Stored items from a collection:
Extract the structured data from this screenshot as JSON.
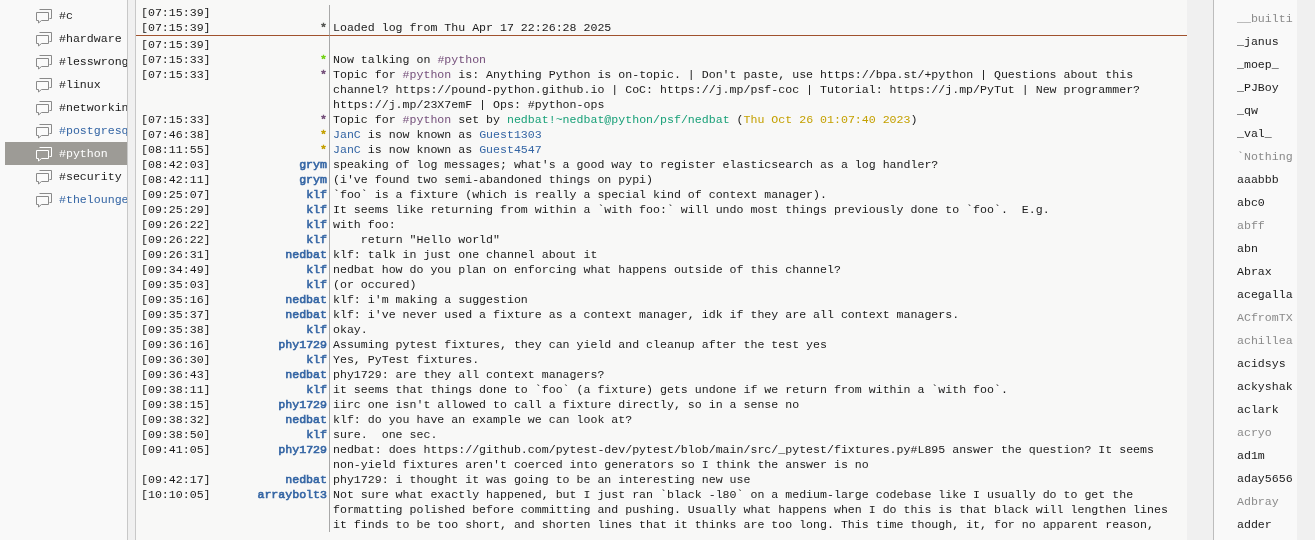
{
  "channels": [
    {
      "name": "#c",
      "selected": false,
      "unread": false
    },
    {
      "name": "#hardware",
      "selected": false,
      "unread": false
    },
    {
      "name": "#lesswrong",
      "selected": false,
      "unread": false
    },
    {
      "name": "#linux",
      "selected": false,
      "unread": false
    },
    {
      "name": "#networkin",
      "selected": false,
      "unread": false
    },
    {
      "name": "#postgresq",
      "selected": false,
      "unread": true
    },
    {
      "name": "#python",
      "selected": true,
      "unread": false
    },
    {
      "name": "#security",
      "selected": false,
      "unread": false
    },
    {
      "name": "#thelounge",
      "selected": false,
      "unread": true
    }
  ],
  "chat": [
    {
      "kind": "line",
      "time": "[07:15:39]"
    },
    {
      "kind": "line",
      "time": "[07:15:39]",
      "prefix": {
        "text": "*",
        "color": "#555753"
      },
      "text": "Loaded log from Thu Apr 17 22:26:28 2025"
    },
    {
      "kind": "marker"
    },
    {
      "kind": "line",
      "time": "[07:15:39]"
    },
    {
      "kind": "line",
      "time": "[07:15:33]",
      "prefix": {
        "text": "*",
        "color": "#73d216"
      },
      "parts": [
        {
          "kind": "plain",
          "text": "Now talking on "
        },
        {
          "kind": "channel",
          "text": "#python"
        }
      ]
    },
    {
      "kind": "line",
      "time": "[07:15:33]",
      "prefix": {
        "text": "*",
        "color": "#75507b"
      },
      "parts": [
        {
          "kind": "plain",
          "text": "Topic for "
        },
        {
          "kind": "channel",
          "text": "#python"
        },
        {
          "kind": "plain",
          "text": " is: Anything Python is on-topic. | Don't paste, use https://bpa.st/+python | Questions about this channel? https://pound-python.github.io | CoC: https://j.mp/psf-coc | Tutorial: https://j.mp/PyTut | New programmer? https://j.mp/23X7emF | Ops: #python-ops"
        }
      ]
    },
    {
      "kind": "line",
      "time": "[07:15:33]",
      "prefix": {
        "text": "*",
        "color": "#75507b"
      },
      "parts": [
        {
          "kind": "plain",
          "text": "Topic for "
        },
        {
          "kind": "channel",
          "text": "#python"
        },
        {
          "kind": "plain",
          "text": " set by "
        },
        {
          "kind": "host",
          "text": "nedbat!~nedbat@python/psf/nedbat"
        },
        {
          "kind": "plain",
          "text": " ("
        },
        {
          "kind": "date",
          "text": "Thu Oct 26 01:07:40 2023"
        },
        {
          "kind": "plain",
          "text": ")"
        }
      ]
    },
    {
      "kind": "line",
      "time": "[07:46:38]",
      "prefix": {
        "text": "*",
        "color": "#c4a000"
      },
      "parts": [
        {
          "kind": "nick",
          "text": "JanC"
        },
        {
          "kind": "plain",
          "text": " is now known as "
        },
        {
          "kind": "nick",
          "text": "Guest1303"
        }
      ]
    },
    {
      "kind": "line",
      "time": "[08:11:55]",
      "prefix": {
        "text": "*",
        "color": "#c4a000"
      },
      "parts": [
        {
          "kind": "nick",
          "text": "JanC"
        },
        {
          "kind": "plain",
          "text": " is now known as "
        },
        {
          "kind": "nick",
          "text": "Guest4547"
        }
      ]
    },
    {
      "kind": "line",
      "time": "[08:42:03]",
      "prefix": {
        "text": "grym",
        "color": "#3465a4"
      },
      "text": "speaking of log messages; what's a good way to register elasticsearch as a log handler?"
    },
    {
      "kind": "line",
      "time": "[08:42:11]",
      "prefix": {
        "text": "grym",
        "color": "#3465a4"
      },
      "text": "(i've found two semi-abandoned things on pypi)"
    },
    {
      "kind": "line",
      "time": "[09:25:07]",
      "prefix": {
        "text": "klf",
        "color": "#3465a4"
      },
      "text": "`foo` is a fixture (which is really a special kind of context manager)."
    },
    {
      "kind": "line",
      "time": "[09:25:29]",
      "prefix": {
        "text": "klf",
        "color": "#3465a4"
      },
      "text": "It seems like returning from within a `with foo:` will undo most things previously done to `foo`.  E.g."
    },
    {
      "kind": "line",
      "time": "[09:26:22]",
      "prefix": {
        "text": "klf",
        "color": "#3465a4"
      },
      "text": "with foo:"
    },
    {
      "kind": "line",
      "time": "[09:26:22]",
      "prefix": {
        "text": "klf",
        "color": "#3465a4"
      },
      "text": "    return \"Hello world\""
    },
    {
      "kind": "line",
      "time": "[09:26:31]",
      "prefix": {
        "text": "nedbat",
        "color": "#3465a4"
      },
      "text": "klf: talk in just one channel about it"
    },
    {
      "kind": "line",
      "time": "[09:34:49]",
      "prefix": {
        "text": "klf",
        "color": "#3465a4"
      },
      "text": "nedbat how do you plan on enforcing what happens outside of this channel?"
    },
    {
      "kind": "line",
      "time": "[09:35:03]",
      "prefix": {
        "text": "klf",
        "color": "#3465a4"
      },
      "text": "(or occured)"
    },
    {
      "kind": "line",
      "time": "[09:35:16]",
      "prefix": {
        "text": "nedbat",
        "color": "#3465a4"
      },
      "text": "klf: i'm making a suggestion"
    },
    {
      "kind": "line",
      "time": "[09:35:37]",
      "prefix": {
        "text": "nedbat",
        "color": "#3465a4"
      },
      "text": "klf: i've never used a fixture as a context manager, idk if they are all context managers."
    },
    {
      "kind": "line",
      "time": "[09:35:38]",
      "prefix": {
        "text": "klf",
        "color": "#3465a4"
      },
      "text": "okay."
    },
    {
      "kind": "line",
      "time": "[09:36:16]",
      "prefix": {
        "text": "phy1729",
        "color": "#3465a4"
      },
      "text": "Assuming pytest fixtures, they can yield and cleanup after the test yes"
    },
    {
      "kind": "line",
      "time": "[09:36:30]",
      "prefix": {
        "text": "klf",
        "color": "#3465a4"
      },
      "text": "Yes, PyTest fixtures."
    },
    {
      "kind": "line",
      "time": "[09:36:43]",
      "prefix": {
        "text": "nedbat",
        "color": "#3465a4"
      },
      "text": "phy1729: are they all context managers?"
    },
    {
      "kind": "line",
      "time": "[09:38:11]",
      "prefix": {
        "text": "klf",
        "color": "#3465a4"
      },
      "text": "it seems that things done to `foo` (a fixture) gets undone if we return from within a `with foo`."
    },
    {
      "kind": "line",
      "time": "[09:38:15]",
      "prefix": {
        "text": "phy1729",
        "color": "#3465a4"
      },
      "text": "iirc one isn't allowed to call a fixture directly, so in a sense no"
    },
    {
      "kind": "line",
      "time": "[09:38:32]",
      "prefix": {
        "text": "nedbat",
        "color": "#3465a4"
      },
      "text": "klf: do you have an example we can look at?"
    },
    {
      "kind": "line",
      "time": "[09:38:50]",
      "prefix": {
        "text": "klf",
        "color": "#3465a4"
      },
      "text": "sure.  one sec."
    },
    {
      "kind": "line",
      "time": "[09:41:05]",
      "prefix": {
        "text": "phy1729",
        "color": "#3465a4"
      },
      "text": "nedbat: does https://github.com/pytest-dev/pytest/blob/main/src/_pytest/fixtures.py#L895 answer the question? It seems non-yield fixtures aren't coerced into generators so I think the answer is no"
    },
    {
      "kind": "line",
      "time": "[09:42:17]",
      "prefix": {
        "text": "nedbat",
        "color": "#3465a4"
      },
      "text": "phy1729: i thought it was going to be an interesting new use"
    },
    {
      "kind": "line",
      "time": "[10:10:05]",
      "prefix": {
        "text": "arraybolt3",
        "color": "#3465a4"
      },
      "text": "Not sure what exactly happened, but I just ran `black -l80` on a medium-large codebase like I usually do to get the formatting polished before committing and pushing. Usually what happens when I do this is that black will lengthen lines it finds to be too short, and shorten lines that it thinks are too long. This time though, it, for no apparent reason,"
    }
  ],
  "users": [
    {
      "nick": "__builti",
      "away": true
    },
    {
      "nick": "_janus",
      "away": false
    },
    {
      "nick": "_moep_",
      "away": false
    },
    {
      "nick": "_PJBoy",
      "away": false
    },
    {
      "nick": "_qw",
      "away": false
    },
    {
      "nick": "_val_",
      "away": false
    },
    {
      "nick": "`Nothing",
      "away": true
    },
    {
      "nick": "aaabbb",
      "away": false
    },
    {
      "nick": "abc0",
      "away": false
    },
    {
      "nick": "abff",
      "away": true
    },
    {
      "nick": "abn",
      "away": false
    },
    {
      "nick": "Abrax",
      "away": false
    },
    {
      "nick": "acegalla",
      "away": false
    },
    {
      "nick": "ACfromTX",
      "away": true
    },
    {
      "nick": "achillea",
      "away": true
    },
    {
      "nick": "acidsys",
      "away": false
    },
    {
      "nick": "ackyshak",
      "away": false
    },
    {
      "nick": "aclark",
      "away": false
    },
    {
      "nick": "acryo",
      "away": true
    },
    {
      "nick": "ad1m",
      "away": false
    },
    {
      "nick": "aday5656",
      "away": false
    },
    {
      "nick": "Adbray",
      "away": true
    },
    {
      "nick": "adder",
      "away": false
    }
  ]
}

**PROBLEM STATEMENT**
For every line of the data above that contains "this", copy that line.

**ANSWER SECTION**
Extract the structured data from this screenshot as JSON.
          "text": " is: Anything Python is on-topic. | Don't paste, use https://bpa.st/+python | Questions about this channel? https://pound-python.github.io | CoC: https://j.mp/psf-coc | Tutorial: https://j.mp/PyTut | New programmer? https://j.mp/23X7emF | Ops: #python-ops"
      "text": "nedbat how do you plan on enforcing what happens outside of this channel?"
      "text": "Not sure what exactly happened, but I just ran `black -l80` on a medium-large codebase like I usually do to get the formatting polished before committing and pushing. Usually what happens when I do this is that black will lengthen lines it finds to be too short, and shorten lines that it thinks are too long. This time though, it, for no apparent reason,"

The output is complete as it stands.